© Copyright Policy - open-access
Related In: Results  -  Collection

License
Show All Figures
getmorefigures.php?uid=PMC4232931&req=5

fig05: Simultaneous recordings of calcium transients and APs in neocortical neurons in vivo. (A) Representative traces of simultaneous recordings of calcium transients (upper) and APs (lower). (B) Peak amplitude of calcium transients increased proportionally with the number of APs. Lines show linear fit to the data (Spearman’s ρ, 0.997 for Cal-520 and 0.939 for OGB-1). Values given in parentheses indicate the number of cells. The data for one and two spikes for OGB-1 were obtained by spike-triggered average of fluorescence traces. **P<0.003, ***P<0.0001. (C) The amplitude and (D) SNR of calcium transients normalised by the number of APs (n = 9 cells for Cal-520, n = 4 cells for OGB-1). **P=0.002, ***P<0.001. (E) Average traces of calcium transients in response to a single AP measured with Cal-520 (red, n = 9 cells) or OGB-1 (blue, n = 4 cells). Note that Cal-520 could clearly detect calcium signals by single APs.
Mentions: As both the mean amplitude and mean SNR for each calcium transient, which we quantified above (Figs2F and G, and 4C and D), included different numbers of APs/transient, further quantification was required to compare the true performance of these indicators. Therefore, we performed simultaneous loose-seal cell-attached recordings and high-speed linescan imaging to clarify the relationship between the calcium transients and APs (Fig.5A). The amplitude of the calcium transients linearly correlated with the number of APs (Fig.5B), and the amplitude of calcium transients per spike, which was calculated as the peak amplitude divided by the number of APs, was significantly larger for Cal-520 than for OGB-1 (0.188 ± 0.008 and 0.052 ± 0.009 ΔF/F, nine and four cells, respectively, P=0.0008) (Fig.5C). The SNR per spike was also superior for Cal-520 (1.69 ± 0.08 and 0.54 ± 0.04, nine and four cells, respectively, P=0.002) (Fig.5D). It is notable that Cal-520 could clearly detect calcium signals evoked by single APs, which were barely detectable using OGB-1 (Fig.5E).

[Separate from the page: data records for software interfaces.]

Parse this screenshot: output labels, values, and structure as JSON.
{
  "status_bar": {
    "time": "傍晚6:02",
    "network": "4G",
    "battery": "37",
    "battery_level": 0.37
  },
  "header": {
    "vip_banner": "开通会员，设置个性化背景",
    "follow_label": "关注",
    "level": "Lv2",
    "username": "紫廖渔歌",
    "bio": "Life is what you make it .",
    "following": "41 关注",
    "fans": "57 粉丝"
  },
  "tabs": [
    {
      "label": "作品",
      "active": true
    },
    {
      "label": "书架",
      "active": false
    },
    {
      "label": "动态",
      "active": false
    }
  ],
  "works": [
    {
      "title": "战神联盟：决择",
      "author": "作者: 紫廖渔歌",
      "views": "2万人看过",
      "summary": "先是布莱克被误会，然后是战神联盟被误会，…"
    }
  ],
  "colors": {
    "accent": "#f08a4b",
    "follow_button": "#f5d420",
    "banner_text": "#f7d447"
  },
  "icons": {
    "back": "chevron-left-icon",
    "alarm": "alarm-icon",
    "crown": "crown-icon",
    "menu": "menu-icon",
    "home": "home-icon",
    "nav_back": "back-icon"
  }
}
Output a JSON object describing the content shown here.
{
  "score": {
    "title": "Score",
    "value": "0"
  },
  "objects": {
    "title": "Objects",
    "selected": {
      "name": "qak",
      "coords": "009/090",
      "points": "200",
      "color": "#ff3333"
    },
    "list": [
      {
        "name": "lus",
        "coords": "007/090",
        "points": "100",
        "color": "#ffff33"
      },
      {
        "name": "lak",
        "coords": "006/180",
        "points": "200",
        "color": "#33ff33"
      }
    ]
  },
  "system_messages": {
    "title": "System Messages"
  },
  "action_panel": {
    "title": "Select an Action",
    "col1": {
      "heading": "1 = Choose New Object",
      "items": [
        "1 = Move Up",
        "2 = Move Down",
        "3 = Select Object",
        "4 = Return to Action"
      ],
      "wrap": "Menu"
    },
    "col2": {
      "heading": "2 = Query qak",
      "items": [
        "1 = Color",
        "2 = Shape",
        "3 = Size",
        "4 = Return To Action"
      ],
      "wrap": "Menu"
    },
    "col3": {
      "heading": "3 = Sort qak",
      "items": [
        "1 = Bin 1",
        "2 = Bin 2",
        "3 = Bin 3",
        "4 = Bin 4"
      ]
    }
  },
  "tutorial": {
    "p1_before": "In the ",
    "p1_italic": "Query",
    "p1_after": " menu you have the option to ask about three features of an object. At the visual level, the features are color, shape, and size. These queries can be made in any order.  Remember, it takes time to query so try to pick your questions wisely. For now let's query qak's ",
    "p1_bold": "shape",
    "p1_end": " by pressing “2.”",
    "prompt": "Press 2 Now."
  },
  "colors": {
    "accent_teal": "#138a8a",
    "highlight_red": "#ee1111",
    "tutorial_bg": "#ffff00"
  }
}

Bottom Line: Therefore, it is difficult to detect signals caused by single action potentials (APs) particularly from neurons in vivo.Here we showed that a recently developed calcium indicator dye, Cal-520, is sufficiently sensitive to reliably detect single APs both in vitro and in vivo.These characteristics of Cal-520 are a great advantage over those of Oregon Green BAPTA-1, the most commonly used calcium indicator dye, for monitoring the activity of individual neurons both in vitro and in vivo.

View Article: PubMed Central - PubMed

Affiliation: Department of Neurophysiology, Graduate School of Medicine, The University of Tokyo, 7-3-1 Hongo, Bunkyo-ku, Tokyo, 113-0033, Japan.

Show MeSH
Related in: MedlinePlus